Marriage and Couples Counseling

All relationships go through phases and have their ups and downs, but there are many situational and relationship issues that can benefit from marriage counseling.

Life’s stresses — from a sudden death to unexpected or extended unemployment, or even the joyous arrival of a new family member in the house — all can take their toll on the best of relationships. It’s often not the event itself, but how people react to it individually and as a couple. Instead of pulling together, couples can pull apart as one or both withdraw or turn the stress into anger.

Even in healthy relationships, it can be common for couples to lose their connection with one another and drift apart. This is a normal cycle that can often be corrected without outside help, but when unaddressed for a prolonged period, or fueled by underlying issues in the relationship, it can easily mushroom and become difficult to turn around.

Marriage, Couples, Relationship Counseling

Marriage and Couples counseling can help each individual handle the stress, identify the dynamics that are pulling the relationship apart, and enable the couple to emerge from the situation as a team. It can also address crisis situations such as infidelity or substance abuse.

Marriage counseling can uncover the reasons for pulling apart — from loss of connection, communication issues or unresolved conflict, to unmet needs or unrealistic expectations.

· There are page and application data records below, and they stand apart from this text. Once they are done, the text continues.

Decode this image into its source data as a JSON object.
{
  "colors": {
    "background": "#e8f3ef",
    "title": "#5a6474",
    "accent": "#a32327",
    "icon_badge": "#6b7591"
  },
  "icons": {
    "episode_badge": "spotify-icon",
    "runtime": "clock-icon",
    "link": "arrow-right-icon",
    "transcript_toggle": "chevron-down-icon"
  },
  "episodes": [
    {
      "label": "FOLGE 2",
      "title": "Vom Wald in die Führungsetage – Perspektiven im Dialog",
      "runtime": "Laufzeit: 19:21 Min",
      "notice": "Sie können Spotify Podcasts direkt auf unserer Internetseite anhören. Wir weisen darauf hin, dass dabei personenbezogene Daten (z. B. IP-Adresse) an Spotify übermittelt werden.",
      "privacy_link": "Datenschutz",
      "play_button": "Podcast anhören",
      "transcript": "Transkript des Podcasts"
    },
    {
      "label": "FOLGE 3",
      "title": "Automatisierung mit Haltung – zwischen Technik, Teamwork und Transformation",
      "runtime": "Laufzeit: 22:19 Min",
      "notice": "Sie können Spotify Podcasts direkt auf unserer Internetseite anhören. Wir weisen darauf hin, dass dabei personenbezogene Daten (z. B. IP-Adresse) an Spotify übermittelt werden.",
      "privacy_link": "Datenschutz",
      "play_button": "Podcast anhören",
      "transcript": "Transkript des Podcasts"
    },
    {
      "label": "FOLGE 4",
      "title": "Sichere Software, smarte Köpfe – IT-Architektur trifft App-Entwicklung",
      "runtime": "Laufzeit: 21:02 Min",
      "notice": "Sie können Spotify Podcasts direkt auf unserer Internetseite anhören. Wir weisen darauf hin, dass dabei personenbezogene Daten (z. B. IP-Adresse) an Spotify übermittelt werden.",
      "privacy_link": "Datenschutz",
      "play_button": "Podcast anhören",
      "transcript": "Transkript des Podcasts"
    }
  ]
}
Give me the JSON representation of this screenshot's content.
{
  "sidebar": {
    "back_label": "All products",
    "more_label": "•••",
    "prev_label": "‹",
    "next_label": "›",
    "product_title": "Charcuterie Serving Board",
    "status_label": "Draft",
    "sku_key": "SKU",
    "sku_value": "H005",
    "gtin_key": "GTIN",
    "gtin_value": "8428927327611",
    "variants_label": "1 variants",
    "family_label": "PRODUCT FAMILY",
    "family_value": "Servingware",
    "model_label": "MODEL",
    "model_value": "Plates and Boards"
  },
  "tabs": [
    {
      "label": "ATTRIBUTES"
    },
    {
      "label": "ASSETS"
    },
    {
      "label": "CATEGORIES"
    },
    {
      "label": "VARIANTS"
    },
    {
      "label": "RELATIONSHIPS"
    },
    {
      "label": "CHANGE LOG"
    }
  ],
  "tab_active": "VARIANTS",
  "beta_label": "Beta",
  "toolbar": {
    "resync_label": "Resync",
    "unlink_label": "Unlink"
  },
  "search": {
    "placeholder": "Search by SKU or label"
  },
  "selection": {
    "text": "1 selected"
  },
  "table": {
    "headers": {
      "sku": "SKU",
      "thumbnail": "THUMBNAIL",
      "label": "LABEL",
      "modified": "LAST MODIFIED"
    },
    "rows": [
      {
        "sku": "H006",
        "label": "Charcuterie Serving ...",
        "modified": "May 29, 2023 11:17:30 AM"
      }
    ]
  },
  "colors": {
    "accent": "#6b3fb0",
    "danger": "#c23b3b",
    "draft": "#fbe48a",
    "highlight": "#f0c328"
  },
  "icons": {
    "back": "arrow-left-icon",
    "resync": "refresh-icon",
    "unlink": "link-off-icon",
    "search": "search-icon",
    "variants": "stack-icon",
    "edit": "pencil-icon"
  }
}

It can teach skills specific to the couple, help rebuild your connection, assist in conflict resolution, and shine a light on unfulfilled needs or the destructive influence of unrealistic expectations. Couples counseling can help you find your way back and reconnect with that person you once fell in love with.

Often couples come to therapy when they are desperate, as a last resort, when the relationship is in jeopardy. This is understandable for many reasons. Often one person will want therapy while their partner has doubts. Also, it is not uncommon to feel embarrassed, or think that the problems will go away in time. However, relationship problems are more easily resolved when they are acknowledged before the stage when both partners bicker constantly, can barely tolerate the other’s presence, or worse, just don’t care anymore.

While many couples make a mutual decision to seek counseling, it is often one partner who initiates with the other following reluctantly, anticipating that all of their behaviors will be attacked and no compromises will be made by their partner, especially when there are issues such as infidelity or substance abuse. It is also common for men to fear that a female counselor will take the woman’s side. My role is not to take sides, but to champion the couple and each partner, and ensure that both are heard.

Effective marriage counseling requires compromise and a willingness to change. Changes may be different ways of interacting within the relationship, or individual changes relating to the behavior of one or both partners — ideally both partners — but even if only one partner is willing to change, it can have a positive impact on the relationship.

If your partner is reluctant to come in, please consider coming to therapy alone, as this is likely to affect change in your relationship. It is not unusual for people to join their partners in therapy because they feel less threatened, have more hope, don’t want to be left out, or they’re just plain curious.

I recognize that the dynamics of your relationship are complex and will not make decisions about fault — assigning blame is never a part of good therapy. Instead, my role is to be non-judgmental while facilitating better communication between you and your partner, and helping explore your concerns productively. While most couples seek help to repair or strengthen their relationship, others make the decision to separate. Therapy can also be beneficial in these instances to minimize the negative impact on each individual, and address the underlying issues in order to minimize their effect on future relationships.

Common Areas Addressed in Marriage Counseling

  • Frequent fighting
  • Not feeling close/feeling emotionally disconnected
  • Deepening your knowledge of the inner workings of your spouse.
  • Commitment issues, i.e. infidelity
  • Rebuilding trust Parenting disagreements
  • Sexuality, e.g. loss of desire
  • Dealing with addictions and recovery issues
  • Communicating about difficult subjects
  • Practicing empathy, kindness and respect
  • Containing and de-escalating your conflicts.
  • Divorce mediation
  • How to take responsibility for your contribution to relationship issues.
  • Physical illness of self or partner
  • Abuse (verbal or physical)
  • Financial worries/Extended unemployment/Money conflicts
  • Grief and loss
  • Extended family difficulties
  • Understanding your family of origin (as well as your partner’s) and how it plays out in your relationship.
  • Bi-cultural differences
  • Life transitions, e.g. job change, retirement
  • Alternative life-style challenges